The government shutdown is over, but its effects may reach far into next year, at least in the area of tax collection. The Internal Revenue Service (IRS) recently announced that due to a backlog of work that the agency must deal with, it will not accept any personal income tax returns until sometime after January 28, 2014.
“Readying our systems to handle the tax season is an intricate, detailed process, and we must take the time to get it right,” said Daniel Werfel, the acting IRS commissioner, in a statement. “The adjustment to the start of the filing season provides us the necessary time to program, test and validate our systems so that we can provide a smooth filing and refund process for the nation’s taxpayers.”
During the 16-day shutdown, the IRS said that it received over 400,000 pieces of correspondence and had over one million inquiries that were in the process of being resolved before it had to furlough the vast majority of its employees.
This 2014 filing season will be the second year in a row in which taxpayers will have to wait to send their financial information to the federal government. At the beginning of this year, Congress passed a last-minute measure that changed tax rates, and the IRS delayed the start of filing season to January 22. Individuals who filed paper returns had to wait even longer.
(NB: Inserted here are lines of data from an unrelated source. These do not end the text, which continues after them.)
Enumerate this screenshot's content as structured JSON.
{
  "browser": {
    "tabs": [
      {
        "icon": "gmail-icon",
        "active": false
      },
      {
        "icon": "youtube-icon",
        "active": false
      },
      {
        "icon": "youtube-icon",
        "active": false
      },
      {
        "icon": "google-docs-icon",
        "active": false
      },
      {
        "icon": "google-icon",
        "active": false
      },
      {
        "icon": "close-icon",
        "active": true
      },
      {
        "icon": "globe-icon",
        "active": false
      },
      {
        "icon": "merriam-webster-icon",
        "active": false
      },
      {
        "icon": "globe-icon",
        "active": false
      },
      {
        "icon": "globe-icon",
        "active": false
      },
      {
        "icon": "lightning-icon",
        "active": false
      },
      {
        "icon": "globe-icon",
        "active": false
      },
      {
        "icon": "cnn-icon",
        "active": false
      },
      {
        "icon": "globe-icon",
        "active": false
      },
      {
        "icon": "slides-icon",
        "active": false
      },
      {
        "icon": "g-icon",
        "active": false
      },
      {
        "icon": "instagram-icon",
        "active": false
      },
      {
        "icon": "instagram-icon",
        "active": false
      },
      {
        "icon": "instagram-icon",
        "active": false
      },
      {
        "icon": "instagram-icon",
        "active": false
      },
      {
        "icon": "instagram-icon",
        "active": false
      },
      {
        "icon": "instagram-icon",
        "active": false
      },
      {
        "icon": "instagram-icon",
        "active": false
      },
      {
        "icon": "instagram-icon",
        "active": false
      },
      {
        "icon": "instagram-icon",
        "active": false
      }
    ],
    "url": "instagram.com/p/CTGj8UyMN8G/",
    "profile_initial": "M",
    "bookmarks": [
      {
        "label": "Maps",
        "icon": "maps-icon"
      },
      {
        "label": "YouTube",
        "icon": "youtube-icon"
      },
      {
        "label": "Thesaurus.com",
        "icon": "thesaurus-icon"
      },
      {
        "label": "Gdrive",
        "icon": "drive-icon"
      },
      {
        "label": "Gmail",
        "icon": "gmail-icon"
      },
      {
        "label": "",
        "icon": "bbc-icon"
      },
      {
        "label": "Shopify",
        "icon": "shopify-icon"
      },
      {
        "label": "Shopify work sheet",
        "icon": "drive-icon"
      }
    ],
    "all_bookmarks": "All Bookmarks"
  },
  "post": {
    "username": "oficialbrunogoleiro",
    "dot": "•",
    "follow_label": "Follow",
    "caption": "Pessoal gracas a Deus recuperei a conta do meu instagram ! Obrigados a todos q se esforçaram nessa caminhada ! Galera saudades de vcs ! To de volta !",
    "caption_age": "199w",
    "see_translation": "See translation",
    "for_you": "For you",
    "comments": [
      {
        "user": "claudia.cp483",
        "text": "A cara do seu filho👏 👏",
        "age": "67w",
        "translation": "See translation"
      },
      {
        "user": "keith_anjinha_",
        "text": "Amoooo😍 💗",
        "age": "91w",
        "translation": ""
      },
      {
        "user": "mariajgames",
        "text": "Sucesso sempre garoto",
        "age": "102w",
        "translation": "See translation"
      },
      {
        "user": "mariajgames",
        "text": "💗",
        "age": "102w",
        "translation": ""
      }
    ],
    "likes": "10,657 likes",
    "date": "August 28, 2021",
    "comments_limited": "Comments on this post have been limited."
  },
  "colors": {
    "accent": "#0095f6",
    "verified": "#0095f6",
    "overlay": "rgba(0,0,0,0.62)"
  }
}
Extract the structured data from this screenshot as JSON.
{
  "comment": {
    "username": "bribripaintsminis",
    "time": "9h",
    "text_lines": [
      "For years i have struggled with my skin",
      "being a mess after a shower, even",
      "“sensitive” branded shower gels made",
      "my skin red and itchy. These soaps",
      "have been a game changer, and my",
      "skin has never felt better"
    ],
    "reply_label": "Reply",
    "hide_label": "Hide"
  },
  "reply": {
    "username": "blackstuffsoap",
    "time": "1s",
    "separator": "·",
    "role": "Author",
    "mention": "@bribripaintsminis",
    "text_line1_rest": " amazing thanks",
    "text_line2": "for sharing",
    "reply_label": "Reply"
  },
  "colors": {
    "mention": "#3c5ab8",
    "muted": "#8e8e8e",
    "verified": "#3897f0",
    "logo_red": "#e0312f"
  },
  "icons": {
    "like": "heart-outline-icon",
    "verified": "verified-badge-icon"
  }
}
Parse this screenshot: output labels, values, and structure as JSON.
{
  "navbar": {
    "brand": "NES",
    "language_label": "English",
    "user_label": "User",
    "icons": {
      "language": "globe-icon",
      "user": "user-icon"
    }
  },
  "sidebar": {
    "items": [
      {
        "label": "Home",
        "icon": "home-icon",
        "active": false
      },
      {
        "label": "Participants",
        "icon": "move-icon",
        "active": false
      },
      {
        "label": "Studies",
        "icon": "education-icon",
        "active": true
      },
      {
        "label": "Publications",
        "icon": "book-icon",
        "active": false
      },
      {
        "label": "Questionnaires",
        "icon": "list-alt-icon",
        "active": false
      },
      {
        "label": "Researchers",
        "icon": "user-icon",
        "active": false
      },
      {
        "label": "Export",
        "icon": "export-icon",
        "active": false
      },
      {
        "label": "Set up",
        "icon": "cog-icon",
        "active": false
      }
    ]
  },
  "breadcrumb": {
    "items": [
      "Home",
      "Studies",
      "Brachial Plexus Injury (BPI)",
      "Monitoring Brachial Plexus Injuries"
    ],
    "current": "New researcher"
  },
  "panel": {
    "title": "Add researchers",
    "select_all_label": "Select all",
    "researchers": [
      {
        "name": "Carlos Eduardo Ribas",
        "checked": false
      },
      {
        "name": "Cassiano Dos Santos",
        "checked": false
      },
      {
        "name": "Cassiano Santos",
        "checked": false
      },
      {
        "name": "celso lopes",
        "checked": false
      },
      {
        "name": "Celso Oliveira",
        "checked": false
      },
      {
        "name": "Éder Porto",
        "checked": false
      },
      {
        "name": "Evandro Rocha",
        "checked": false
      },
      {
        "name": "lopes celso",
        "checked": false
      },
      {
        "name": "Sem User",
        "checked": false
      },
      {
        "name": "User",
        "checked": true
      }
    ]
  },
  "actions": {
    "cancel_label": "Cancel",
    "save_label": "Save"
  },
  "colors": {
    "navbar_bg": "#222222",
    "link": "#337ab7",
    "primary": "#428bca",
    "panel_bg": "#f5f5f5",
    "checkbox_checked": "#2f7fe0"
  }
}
According to the agency’s statement, the IRS will announce an exact date of when it will accept tax returns sometime in December. It also noted that despite the delay, taxpayers are still expected to submit their information by April 15, 2014.
If you are unsure of how this delay will affect your tax liability, contact the experienced tax attorneys at Moskowitz LLP today.